The four corners of our one room apartment made up our entire living area. One corner, (our living room) normally contained an over stuffed chair. The second corner, opposite of the first, was our 'kitchen'. The third corner was his 'study area', and the fourth remaining corner was our 'bedroom'.
The chair was gone and in its place stood a makeshift home made reindeer. It was made up of a large box with a tail of frayed rope supported by four wooden legs. It had a medium sized box with wooden antlers for the head. A shiny red parcel had been placed where the nose was supposed to be. My cute little "Rudolph" reindeer surprise was complete.
My "One-and-Only's" creativity was amazing. I had an inkling of an idea then that my life with him would not be dull. Curiosity consumed me. What was in the little red parcel/nose? I was scared to touch it. For me, it took much more than just self-control but finally Christmas did arrive and the red nose turned out to be an aquamarine gem inlayed tennis bracelet. I remembered hinting for it several times after seeing it in the jewelry shop window. It was beautiful and I wore it often.
A year later the clasp broke, and since money for fixing bracelets was not among the top ten priorities; my aquamarine gem inlayed tennis bracelet was tucked away in a drawer. I missed wearing it of course and did so wish that it could be fixed someday.
Years later, close to one of our anniversary dates, my husband asked for a gift idea. I suggested having the bracelet mended. We made the rounds of several jewelry stores only to be told the same thing at each place, "It's been many years since bracelets like that were made. There is no way to attach another fastener." Of course I was disappointed, but we kept on trying. One store manager promised to try getting a clasp from a salesman who called on him regularly and he said that the man had been in the jewelry business a long time. At least, he gave us a glimmer of hope.

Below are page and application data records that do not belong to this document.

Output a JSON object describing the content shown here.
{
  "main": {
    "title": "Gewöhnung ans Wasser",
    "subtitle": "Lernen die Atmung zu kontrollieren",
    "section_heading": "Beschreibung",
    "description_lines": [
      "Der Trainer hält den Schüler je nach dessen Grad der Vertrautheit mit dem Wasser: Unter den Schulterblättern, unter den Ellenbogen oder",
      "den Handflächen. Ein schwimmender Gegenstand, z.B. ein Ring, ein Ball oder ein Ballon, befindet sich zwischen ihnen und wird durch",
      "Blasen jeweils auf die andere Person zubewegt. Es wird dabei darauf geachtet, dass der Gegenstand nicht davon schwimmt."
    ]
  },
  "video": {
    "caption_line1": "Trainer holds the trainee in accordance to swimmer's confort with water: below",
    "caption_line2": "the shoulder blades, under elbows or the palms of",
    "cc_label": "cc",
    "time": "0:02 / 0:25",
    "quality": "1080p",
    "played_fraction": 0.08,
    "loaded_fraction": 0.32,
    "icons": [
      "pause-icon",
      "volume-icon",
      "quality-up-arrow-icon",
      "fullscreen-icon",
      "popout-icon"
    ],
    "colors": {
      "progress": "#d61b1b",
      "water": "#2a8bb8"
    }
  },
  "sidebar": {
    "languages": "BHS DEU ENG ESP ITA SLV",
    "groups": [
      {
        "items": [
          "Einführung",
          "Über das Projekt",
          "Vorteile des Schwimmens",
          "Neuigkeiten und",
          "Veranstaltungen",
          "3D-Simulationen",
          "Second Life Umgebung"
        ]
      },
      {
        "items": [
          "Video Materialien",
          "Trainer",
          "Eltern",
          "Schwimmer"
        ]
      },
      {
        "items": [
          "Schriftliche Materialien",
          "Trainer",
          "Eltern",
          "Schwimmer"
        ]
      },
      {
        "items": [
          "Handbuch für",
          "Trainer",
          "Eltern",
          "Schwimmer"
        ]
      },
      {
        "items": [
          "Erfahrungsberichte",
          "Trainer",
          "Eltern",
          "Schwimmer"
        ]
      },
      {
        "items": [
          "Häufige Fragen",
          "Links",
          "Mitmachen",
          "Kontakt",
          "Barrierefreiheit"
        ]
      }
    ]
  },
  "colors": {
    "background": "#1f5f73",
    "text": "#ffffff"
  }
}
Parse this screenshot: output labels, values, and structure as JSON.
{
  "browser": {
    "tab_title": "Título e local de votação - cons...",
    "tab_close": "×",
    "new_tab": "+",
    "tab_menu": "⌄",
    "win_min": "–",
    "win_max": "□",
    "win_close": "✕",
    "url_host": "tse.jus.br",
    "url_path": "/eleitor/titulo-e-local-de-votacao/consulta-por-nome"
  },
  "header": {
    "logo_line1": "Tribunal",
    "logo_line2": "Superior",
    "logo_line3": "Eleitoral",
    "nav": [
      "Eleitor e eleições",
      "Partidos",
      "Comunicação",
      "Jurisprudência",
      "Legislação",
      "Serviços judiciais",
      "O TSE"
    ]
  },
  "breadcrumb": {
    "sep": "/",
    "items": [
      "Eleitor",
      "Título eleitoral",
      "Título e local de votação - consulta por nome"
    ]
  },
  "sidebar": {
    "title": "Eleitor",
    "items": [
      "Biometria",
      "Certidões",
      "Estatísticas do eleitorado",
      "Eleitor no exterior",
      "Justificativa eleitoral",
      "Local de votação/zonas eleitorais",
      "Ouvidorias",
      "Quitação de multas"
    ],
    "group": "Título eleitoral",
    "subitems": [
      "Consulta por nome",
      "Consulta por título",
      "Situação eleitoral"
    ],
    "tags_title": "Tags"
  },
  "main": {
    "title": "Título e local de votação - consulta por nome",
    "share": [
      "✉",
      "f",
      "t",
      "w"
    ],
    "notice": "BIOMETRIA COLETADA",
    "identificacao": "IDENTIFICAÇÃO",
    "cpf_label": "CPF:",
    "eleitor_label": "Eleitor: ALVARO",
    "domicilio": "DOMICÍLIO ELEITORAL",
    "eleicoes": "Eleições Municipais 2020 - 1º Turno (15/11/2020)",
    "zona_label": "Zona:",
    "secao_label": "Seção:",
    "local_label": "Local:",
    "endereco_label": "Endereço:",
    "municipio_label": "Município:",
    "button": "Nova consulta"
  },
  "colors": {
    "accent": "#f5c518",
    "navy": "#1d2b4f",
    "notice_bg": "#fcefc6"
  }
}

Two days later we were shaken when we read the newspaper headline, "FREEMAN JEWELRY ROBBED". The thieves had even stolen the jewelry that had been left for repair. My bracelet was in that store. I thought, "Well, that's that; now I have no bracelet at all." I wanted it back but I knew I only had a half-prayer of ever seeing it again. I doubted if anything would alter the situation. Although I missed it terribly, I tried to tell myself it was not that important of an issue.
Three months later my husband happened to be near the store and decided to go in to check on our loss. The clerk asked his name and was told the bracelet had just come back from being sent out for repair. The thieves had not gotten it after all. The bracelet was mine again. What started out as a reindeer's nose many years ago still looks as beautiful now as it did the day I received it on our very first Christmas together.